Identifying Pine Needle Scale in Trees | Ability Tree Experts

Identifying Pine Needle Scale in Trees

Pine needle scale affects certain species of pine tree, particularly the Scotch pine, which is a popular choice of Christmas tree that is favored by tree farm producers. Pine needle scale can also grow on other types of pine, including the spruce, Douglas-fir and even red cedar. Despite the sound of the name, pine scale is actually a type of pest that uses the pine as both a food source and a place to reproduce. The white scale that gives this variety of insect its name is actually the egg sack.

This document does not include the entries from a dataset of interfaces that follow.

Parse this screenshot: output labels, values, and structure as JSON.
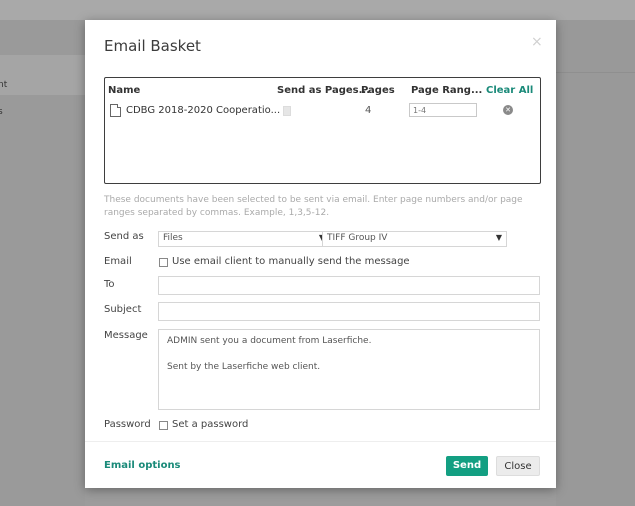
{
  "background": {
    "side_text_1": "nt",
    "side_text_2": "s"
  },
  "dialog": {
    "title": "Email Basket",
    "close_glyph": "×"
  },
  "grid": {
    "headers": {
      "name": "Name",
      "send_as": "Send as Pages...",
      "pages": "Pages",
      "page_range": "Page Rang...",
      "clear_all": "Clear All"
    },
    "rows": [
      {
        "name": "CDBG 2018-2020 Cooperatio...",
        "pages": "4",
        "page_range": "1-4"
      }
    ]
  },
  "info_text": "These documents have been selected to be sent via email. Enter page numbers and/or page ranges separated by commas. Example, 1,3,5-12.",
  "form": {
    "send_as_label": "Send as",
    "send_as_type": "Files",
    "send_as_format": "TIFF Group IV",
    "email_label": "Email",
    "email_client_option": "Use email client to manually send the message",
    "to_label": "To",
    "to_value": "",
    "subject_label": "Subject",
    "subject_value": "",
    "message_label": "Message",
    "message_line1": "ADMIN sent you a document from Laserfiche.",
    "message_line2": "Sent by the Laserfiche web client.",
    "password_label": "Password",
    "password_option": "Set a password"
  },
  "footer": {
    "email_options": "Email options",
    "send": "Send",
    "close": "Close"
  },
  "colors": {
    "accent": "#139f82",
    "link": "#1a8a79"
  }
}
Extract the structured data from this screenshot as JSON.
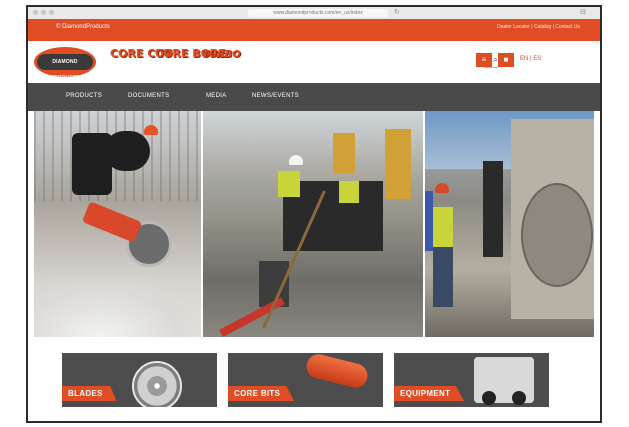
{
  "browser": {
    "url": "www.diamondproducts.com/en_us/index",
    "reload_glyph": "↻",
    "sidebar_glyph": "⊟"
  },
  "topbar": {
    "left_text": "© DiamondProducts",
    "right_text": "Dealer Locator  |  Catalog  |  Contact Us"
  },
  "header": {
    "logo_text": "DIAMOND PRODUCTS",
    "brand_core_cut": "CORE CUT",
    "brand_core_bore": "CORE BORE",
    "brand_turbo": "TURBO",
    "search_placeholder": "",
    "search_glyph": "⌕",
    "menu_glyph": "≡",
    "cart_glyph": "■",
    "language": "EN | ES"
  },
  "nav": {
    "items": [
      "PRODUCTS",
      "DOCUMENTS",
      "MEDIA",
      "NEWS/EVENTS"
    ]
  },
  "categories": [
    {
      "label": "BLADES"
    },
    {
      "label": "CORE BITS"
    },
    {
      "label": "EQUIPMENT"
    }
  ],
  "colors": {
    "accent": "#e04c23",
    "nav_bg": "#4a4a4a"
  }
}
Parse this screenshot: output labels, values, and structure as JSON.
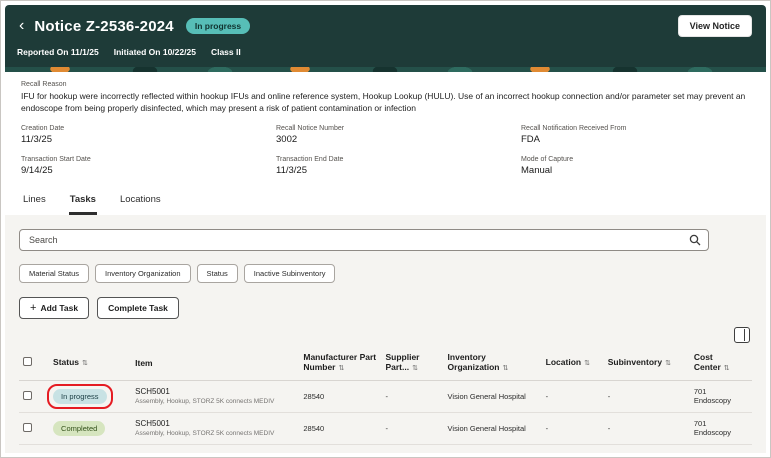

While a tree doctor can inform you for certain of whether or not you have a pine needle scale infestation in your evergreens, there are ways that you can diagnose it yourself. The classic symptom of pine scale is the appearance of apple-seed shaped white growths on pine needles. Each individual scale is rather small, but they are visible to the naked eye. However, at a distance, you may not notice a minor outbreak of pine needle scale due to their small size. If you are not watching for pine needle scale, the first sign that it is present in young and maturing trees may be in the die off of clusters of needles or even branches. While older, mature trees are more resistant to die offs, a large-scale pandemic in a group of trees can kill its branches and needles as well.

As an infestation of pine needle scale grows, it becomes much easier to identify it even at a distance. As more scales are laid on the needles, the needles will turn pale and have a bumpy texture. In extreme cases, the scale will completely cover the needles, turning the foliage a blend of white, gray, and yellow. As the scales develop, yellowing is more common as the immature scales are this color. Adult females are a darker brown, and are much smaller than the white scales that are easily visible.

If your pine needle scale infestation grows to the point where the trees have turned these colors, a tree doctor may be able to help correct the problem with a use of natural predators and insecticides. However, due to the nature of white scale, insecticides are only useful at specific stages of the pine needle scale life cycle. Natural predators, especially the two-spotted ladybird, are able to eat white scale even when the egg armor is at its strongest.